■ The task:
The answer must be an exact copy of every record.

■ Record excerpts:

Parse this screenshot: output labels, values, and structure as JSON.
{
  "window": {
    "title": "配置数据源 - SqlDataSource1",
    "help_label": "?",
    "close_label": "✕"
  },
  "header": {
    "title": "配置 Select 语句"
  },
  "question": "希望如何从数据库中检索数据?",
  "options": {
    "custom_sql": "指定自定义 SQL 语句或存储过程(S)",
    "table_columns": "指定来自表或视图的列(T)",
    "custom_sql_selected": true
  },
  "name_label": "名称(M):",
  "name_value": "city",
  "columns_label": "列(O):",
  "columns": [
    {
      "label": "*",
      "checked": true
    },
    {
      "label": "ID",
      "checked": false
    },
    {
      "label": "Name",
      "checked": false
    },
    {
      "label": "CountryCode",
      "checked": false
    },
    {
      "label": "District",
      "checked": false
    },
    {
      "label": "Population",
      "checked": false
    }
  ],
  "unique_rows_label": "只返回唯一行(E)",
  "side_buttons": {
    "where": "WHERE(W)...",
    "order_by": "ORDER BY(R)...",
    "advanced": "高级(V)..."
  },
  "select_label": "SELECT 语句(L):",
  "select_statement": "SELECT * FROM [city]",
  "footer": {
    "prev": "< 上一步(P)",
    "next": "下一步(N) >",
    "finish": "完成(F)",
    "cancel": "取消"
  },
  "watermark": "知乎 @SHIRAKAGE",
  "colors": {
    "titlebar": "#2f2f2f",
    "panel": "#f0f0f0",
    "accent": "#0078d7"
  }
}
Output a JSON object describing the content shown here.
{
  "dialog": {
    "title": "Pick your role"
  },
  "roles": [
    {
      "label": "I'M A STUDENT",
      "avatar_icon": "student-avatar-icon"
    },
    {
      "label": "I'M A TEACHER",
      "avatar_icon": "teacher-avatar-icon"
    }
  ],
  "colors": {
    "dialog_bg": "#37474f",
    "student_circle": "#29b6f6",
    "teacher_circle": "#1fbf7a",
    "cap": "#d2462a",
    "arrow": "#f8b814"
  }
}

■ Task solution:
Parse this screenshot: output labels, values, and structure as JSON.
{
  "window": {
    "title": "配置数据源 - SqlDataSource1",
    "help_label": "?",
    "close_label": "✕"
  },
  "header": {
    "title": "配置 Select 语句"
  },
  "question": "希望如何从数据库中检索数据?",
  "options": {
    "custom_sql": "指定自定义 SQL 语句或存储过程(S)",
    "table_columns": "指定来自表或视图的列(T)",
    "custom_sql_selected": true
  },
  "name_label": "名称(M):",
  "name_value": "city",
  "columns_label": "列(O):",
  "columns": [
    {
      "label": "*",
      "checked": true
    },
    {
      "label": "ID",
      "checked": false
    },
    {
      "label": "Name",
      "checked": false
    },
    {
      "label": "CountryCode",
      "checked": false
    },
    {
      "label": "District",
      "checked": false
    },
    {
      "label": "Population",
      "checked": false
    }
  ],
  "unique_rows_label": "只返回唯一行(E)",
  "side_buttons": {
    "where": "WHERE(W)...",
    "order_by": "ORDER BY(R)...",
    "advanced": "高级(V)..."
  },
  "select_label": "SELECT 语句(L):",
  "select_statement": "SELECT * FROM [city]",
  "footer": {
    "prev": "< 上一步(P)",
    "next": "下一步(N) >",
    "finish": "完成(F)",
    "cancel": "取消"
  },
  "watermark": "知乎 @SHIRAKAGE",
  "colors": {
    "titlebar": "#2f2f2f",
    "panel": "#f0f0f0",
    "accent": "#0078d7"
  }
}
Output a JSON object describing the content shown here.
{
  "dialog": {
    "title": "Pick your role"
  },
  "roles": [
    {
      "label": "I'M A STUDENT",
      "avatar_icon": "student-avatar-icon"
    },
    {
      "label": "I'M A TEACHER",
      "avatar_icon": "teacher-avatar-icon"
    }
  ],
  "colors": {
    "dialog_bg": "#37474f",
    "student_circle": "#29b6f6",
    "teacher_circle": "#1fbf7a",
    "cap": "#d2462a",
    "arrow": "#f8b814"
  }
}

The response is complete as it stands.